Travel firms have failed to secure their websites from hackers despite previous cyberattacks, consumer group Which? has claimed in a new report.
It says its own investigation found vulnerabilities in websites linked to Marriott, British Airways and easyJet, each of which has previously been the subject of high-profile data breaches.
This research found hundreds of flaws on sites linked to the three companies, Which? says, as well as on some domains linked to American Airlines and Lastminute.com.
The consumer group said it had looked at the security of websites operated by 98 travel companies – including airlines, tour operators, hotel chains and booking sites – examining cybersecurity on not just their main websites, but also related sites, including promotional sites, spin-off business and employee log-in portals.
According to the research, almost 500 issues were found on sites linked to Marriott, with more than 100 judged to be high-risk or critical by Which?
Marriott was hit by a major data breach in 2018, when it admitted the guest records of 339 million customers had been accessed, an incident for which it was fined £99 million by the Information Commissioner’s Office (ICO).
Elsewhere, 115 vulnerabilities were found on websites linked to British Airways, including 12 which were identified as critical.
BA was issued with a record £183 million fine last year by the ICO after hackers gained access to the personal data, including payment information, of about half a million customers.

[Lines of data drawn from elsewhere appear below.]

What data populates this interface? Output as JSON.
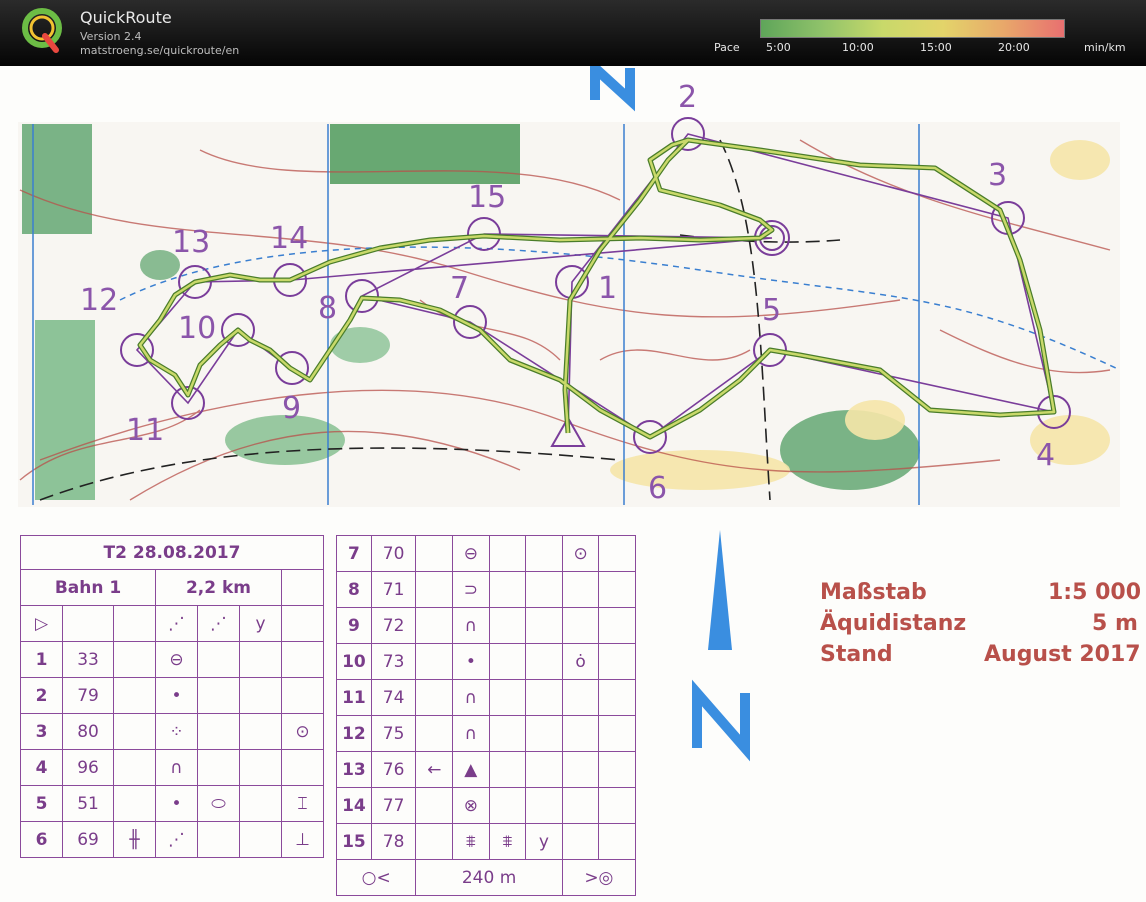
{
  "app": {
    "title": "QuickRoute",
    "version": "Version 2.4",
    "url": "matstroeng.se/quickroute/en"
  },
  "pace_scale": {
    "label": "Pace",
    "ticks": [
      "5:00",
      "10:00",
      "15:00",
      "20:00"
    ],
    "unit": "min/km",
    "colors": [
      "#5fa55a",
      "#8fc26a",
      "#c8d96a",
      "#e3d46a",
      "#e8a86a",
      "#e87070"
    ]
  },
  "course": {
    "date_title": "T2 28.08.2017",
    "name": "Bahn 1",
    "length": "2,2 km",
    "controls_left": [
      {
        "num": "1",
        "code": "33"
      },
      {
        "num": "2",
        "code": "79"
      },
      {
        "num": "3",
        "code": "80"
      },
      {
        "num": "4",
        "code": "96"
      },
      {
        "num": "5",
        "code": "51"
      },
      {
        "num": "6",
        "code": "69"
      }
    ],
    "controls_right": [
      {
        "num": "7",
        "code": "70"
      },
      {
        "num": "8",
        "code": "71"
      },
      {
        "num": "9",
        "code": "72"
      },
      {
        "num": "10",
        "code": "73"
      },
      {
        "num": "11",
        "code": "74"
      },
      {
        "num": "12",
        "code": "75"
      },
      {
        "num": "13",
        "code": "76"
      },
      {
        "num": "14",
        "code": "77"
      },
      {
        "num": "15",
        "code": "78"
      }
    ],
    "finish_distance": "240 m",
    "map_labels": [
      "1",
      "2",
      "3",
      "4",
      "5",
      "6",
      "7",
      "8",
      "9",
      "10",
      "11",
      "12",
      "13",
      "14",
      "15"
    ]
  },
  "map_info": {
    "scale_label": "Maßstab",
    "scale_value": "1:5 000",
    "contour_label": "Äquidistanz",
    "contour_value": "5 m",
    "date_label": "Stand",
    "date_value": "August 2017"
  }
}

The investigation said it also found issues on sites linked to easyJet, which confirmed its own data breach earlier this year, affecting nine million customers, more than 2,000 of whom had credit card details exposed.

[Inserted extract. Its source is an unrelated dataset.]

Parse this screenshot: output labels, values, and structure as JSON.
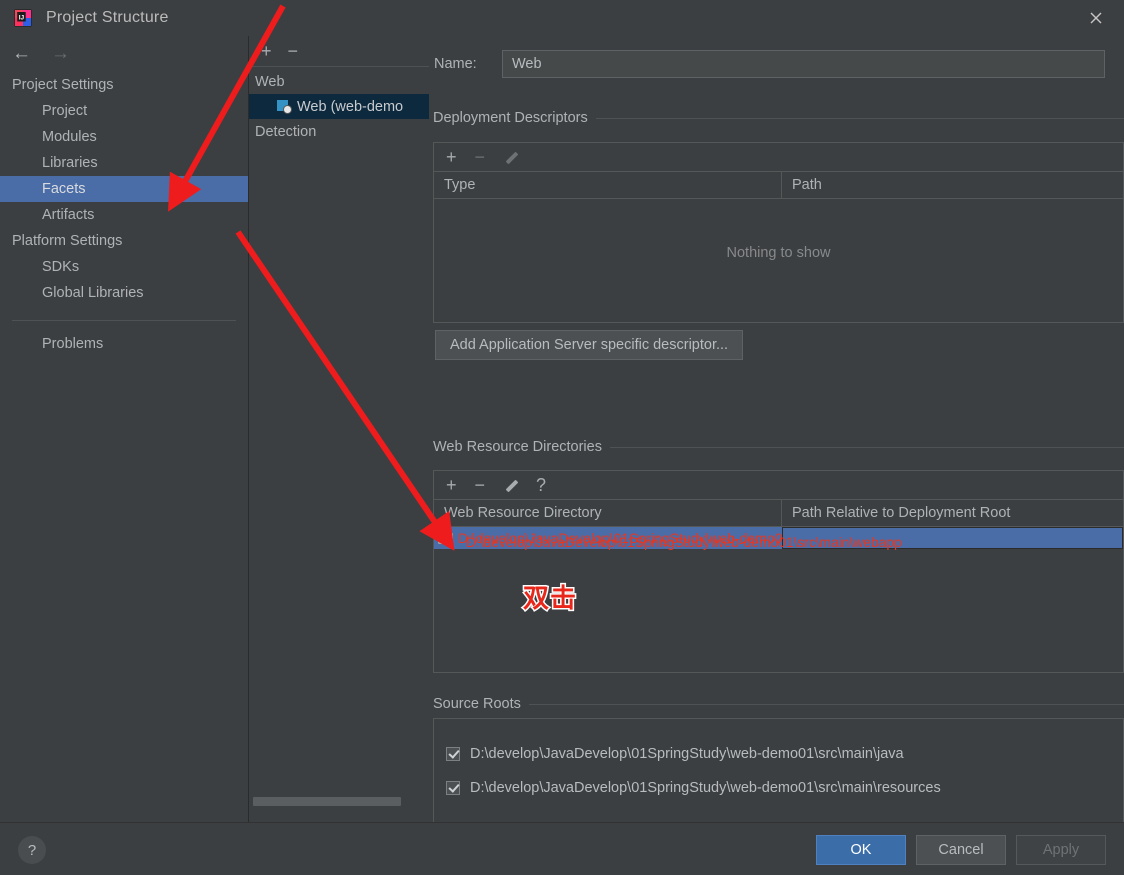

Which? said it identified 222 vulnerabilities on easyJet sites, including two critical flaws.
Rory Boland, editor of Which? Travel, said Marriott, British Airways and easyJet had “failed to learn lessons from previous data breaches” and were leaving customers exposed to cybercriminals.
“The Government must also allow for an opt-out collective redress regime that deals with mass data breaches – so that companies that play fast and loose with people’s data can be held to account.”

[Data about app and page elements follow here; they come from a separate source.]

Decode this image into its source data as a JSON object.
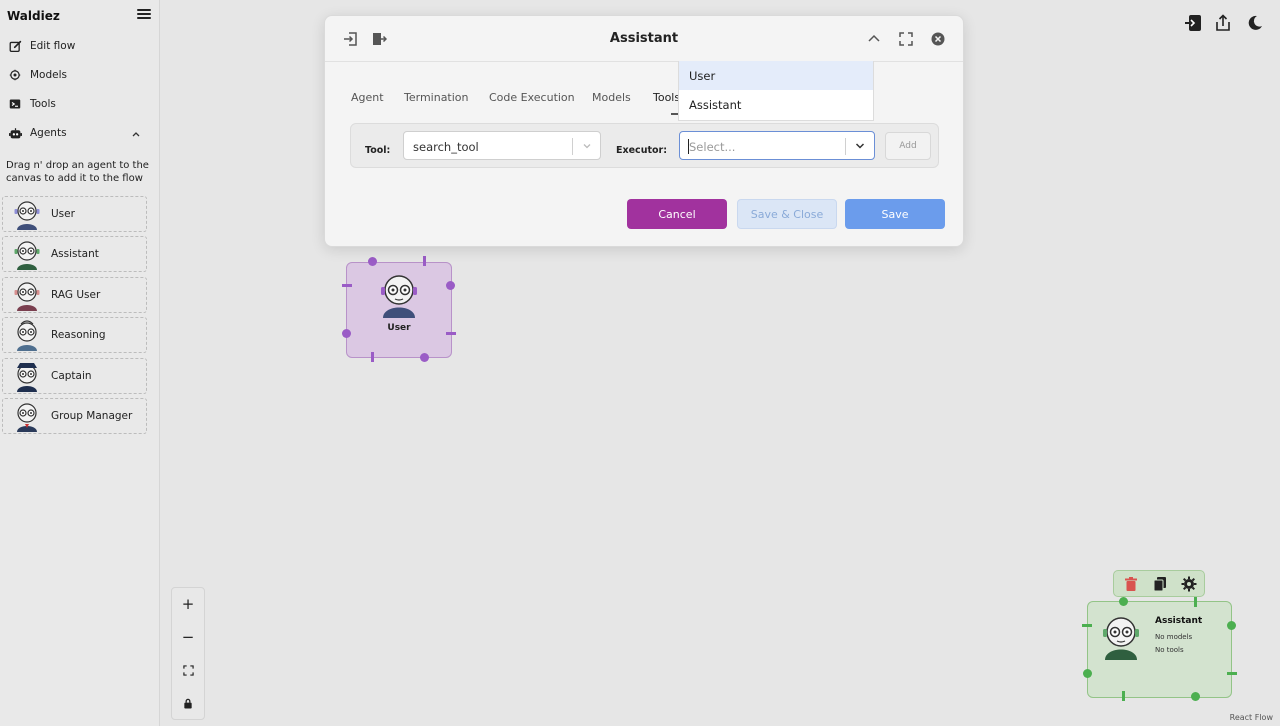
{
  "app": {
    "title": "Waldiez"
  },
  "sidebar": {
    "nav": [
      {
        "label": "Edit flow",
        "icon": "edit-icon"
      },
      {
        "label": "Models",
        "icon": "models-icon"
      },
      {
        "label": "Tools",
        "icon": "terminal-icon"
      },
      {
        "label": "Agents",
        "icon": "robot-icon"
      }
    ],
    "help_text": "Drag n' drop an agent to the canvas to add it to the flow",
    "agents": [
      {
        "label": "User"
      },
      {
        "label": "Assistant"
      },
      {
        "label": "RAG User"
      },
      {
        "label": "Reasoning"
      },
      {
        "label": "Captain"
      },
      {
        "label": "Group Manager"
      }
    ]
  },
  "modal": {
    "title": "Assistant",
    "tabs": [
      "Agent",
      "Termination",
      "Code Execution",
      "Models",
      "Tools"
    ],
    "active_tab": "Tools",
    "tool_label": "Tool:",
    "tool_value": "search_tool",
    "executor_label": "Executor:",
    "executor_placeholder": "Select...",
    "add_label": "Add",
    "cancel_label": "Cancel",
    "save_close_label": "Save & Close",
    "save_label": "Save"
  },
  "executor_menu": {
    "options": [
      "User",
      "Assistant"
    ],
    "highlighted": "User"
  },
  "canvas": {
    "user_node": {
      "label": "User"
    },
    "assistant_node": {
      "name": "Assistant",
      "models": "No models",
      "tools": "No tools"
    },
    "attribution": "React Flow"
  },
  "colors": {
    "accent_purple": "#a1329e",
    "save_blue": "#6b9cec",
    "user_node_fill": "#dbc8e3",
    "user_handle": "#9a5cc6",
    "assistant_node_fill": "#d3e3cf",
    "assistant_handle": "#4caf50",
    "delete_red": "#d9534f"
  }
}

Responding to the investigation, easyJet said it had taken action on nine web domains flagged to it.
“EasyJet always takes the security of our systems and the protection of our customer and employees’ data very seriously, complying with relevant legislation,” the company said.
“Like many companies, easyJet has a number of subdomains which provide a range of functions, including test sites not in use by customers, resources for staff, and sites to provide additional services and information for customers such as our digital inflight magazine or our bistro menu.
“As soon as potential vulnerabilities on nine subdomains were brought to our attention, we investigated this in addition to our regular security reviewing processes, and of those, three have been removed as were expired sites, potential vulnerabilities on one active site have been resolved, and we will be resolving the potential vulnerabilities for the remaining five subdomains in the coming days.
“We had already started a full review of all domains using a risk-based approach.
“This would have identified and resolved these potential issues, however are pleased we have been able to bring this forward.
“All companies have to be vigilant to defend against criminal cyber activity and we will continue to constantly review and strengthen our systems.”
In its own response, British Airways said it was “satisfied” it had systems in place to mitigate the issues raised by the Which? investigation.
“We take the protection of our customers’ data very seriously and are continuing to invest heavily in cybersecurity,” the airline said.
Marriott said it had “embedded oversight and governance of its security and privacy programme at the highest level of its business” and continued to enhance its security and conduct regular tests of its systems.
“Marriott has conducted a preliminary review of Which?’s findings after Which? provided them to Marriott. At this stage, there is no reason to believe that the findings impact Marriott’s customer systems or data,” a company statement said.
“Marriott also notes that some of the findings are not attributable to Marriott, other findings could not be validated, others have already been addressed through compensating controls, and many of the findings relate to Marriott’s development environment – which contains limited applications and is not connected to Marriott’s customer systems or data.
“As it does with other security researchers, Marriott is taking a closer look at and addressing Which?’s findings, and would welcome a further dialogue with Which?’s technical experts at their earliest convenience.”
In their own response, Lastminute.com said it took a “robust risk-based approach” to its security structures and was “grateful” for the investigation’s research.
However, the company argued the examples highlighted by Which? were “mainly test sites containing no personal or sensitive data”.
American Airlines said it “recognises the importance of cybersecurity” and uses a range of tools to keep customers’ data safe.
It added it uses a “combination of internal and external cyber professionals to regularly identify and test the security of our systems and continue improving our capabilities”.